## YOUR ASSIGNMENT
Give back every entry exactly as it is written, but not the pictures.

—————

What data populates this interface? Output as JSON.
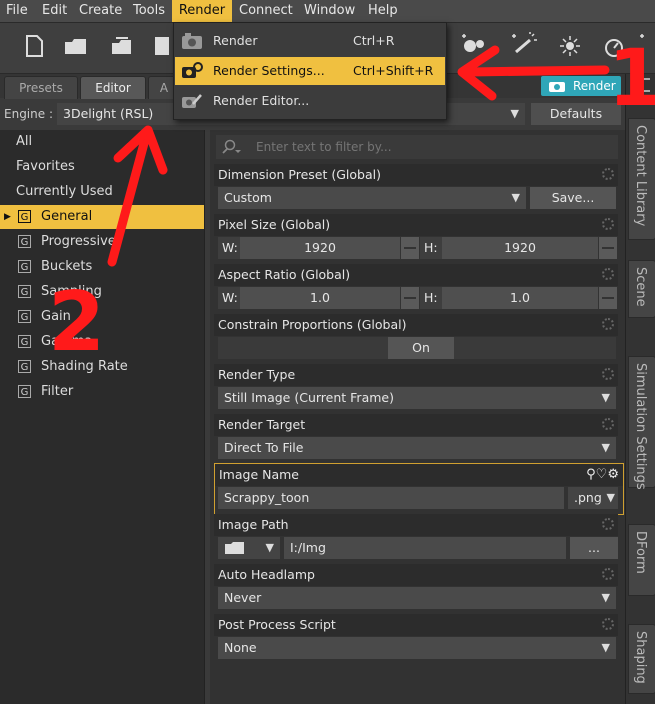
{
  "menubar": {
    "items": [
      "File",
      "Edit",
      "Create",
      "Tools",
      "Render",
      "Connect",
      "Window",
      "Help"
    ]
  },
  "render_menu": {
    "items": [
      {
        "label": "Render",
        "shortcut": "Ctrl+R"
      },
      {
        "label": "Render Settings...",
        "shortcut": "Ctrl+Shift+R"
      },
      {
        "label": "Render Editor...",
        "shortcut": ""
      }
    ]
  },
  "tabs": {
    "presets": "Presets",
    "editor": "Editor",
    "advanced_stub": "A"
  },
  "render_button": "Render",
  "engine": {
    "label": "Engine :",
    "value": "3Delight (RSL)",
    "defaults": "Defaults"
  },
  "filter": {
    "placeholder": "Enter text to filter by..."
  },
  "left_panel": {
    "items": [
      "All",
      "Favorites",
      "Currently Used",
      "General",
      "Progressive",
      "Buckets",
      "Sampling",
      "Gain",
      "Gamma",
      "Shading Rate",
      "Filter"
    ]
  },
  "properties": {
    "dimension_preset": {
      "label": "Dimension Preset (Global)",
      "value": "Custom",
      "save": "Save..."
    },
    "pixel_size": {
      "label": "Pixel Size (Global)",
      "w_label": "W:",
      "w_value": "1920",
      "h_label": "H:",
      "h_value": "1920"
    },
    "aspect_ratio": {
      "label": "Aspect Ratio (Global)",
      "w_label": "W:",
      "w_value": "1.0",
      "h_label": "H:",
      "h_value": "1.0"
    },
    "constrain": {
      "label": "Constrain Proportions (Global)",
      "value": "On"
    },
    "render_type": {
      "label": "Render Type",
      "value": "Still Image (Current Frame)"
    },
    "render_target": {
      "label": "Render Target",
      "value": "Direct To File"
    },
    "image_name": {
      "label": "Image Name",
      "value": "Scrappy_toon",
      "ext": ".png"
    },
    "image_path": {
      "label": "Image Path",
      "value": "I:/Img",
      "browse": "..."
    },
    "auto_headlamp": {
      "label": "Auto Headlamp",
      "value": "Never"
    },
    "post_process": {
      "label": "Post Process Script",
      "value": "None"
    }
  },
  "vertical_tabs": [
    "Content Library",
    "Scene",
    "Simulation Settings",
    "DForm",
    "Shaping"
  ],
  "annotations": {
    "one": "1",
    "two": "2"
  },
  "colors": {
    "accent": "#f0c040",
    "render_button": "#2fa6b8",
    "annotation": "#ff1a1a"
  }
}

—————

## EXPECTED OUTPUT
What data populates this interface? Output as JSON.
{
  "menubar": {
    "items": [
      "File",
      "Edit",
      "Create",
      "Tools",
      "Render",
      "Connect",
      "Window",
      "Help"
    ]
  },
  "render_menu": {
    "items": [
      {
        "label": "Render",
        "shortcut": "Ctrl+R"
      },
      {
        "label": "Render Settings...",
        "shortcut": "Ctrl+Shift+R"
      },
      {
        "label": "Render Editor...",
        "shortcut": ""
      }
    ]
  },
  "tabs": {
    "presets": "Presets",
    "editor": "Editor",
    "advanced_stub": "A"
  },
  "render_button": "Render",
  "engine": {
    "label": "Engine :",
    "value": "3Delight (RSL)",
    "defaults": "Defaults"
  },
  "filter": {
    "placeholder": "Enter text to filter by..."
  },
  "left_panel": {
    "items": [
      "All",
      "Favorites",
      "Currently Used",
      "General",
      "Progressive",
      "Buckets",
      "Sampling",
      "Gain",
      "Gamma",
      "Shading Rate",
      "Filter"
    ]
  },
  "properties": {
    "dimension_preset": {
      "label": "Dimension Preset (Global)",
      "value": "Custom",
      "save": "Save..."
    },
    "pixel_size": {
      "label": "Pixel Size (Global)",
      "w_label": "W:",
      "w_value": "1920",
      "h_label": "H:",
      "h_value": "1920"
    },
    "aspect_ratio": {
      "label": "Aspect Ratio (Global)",
      "w_label": "W:",
      "w_value": "1.0",
      "h_label": "H:",
      "h_value": "1.0"
    },
    "constrain": {
      "label": "Constrain Proportions (Global)",
      "value": "On"
    },
    "render_type": {
      "label": "Render Type",
      "value": "Still Image (Current Frame)"
    },
    "render_target": {
      "label": "Render Target",
      "value": "Direct To File"
    },
    "image_name": {
      "label": "Image Name",
      "value": "Scrappy_toon",
      "ext": ".png"
    },
    "image_path": {
      "label": "Image Path",
      "value": "I:/Img",
      "browse": "..."
    },
    "auto_headlamp": {
      "label": "Auto Headlamp",
      "value": "Never"
    },
    "post_process": {
      "label": "Post Process Script",
      "value": "None"
    }
  },
  "vertical_tabs": [
    "Content Library",
    "Scene",
    "Simulation Settings",
    "DForm",
    "Shaping"
  ],
  "annotations": {
    "one": "1",
    "two": "2"
  },
  "colors": {
    "accent": "#f0c040",
    "render_button": "#2fa6b8",
    "annotation": "#ff1a1a"
  }
}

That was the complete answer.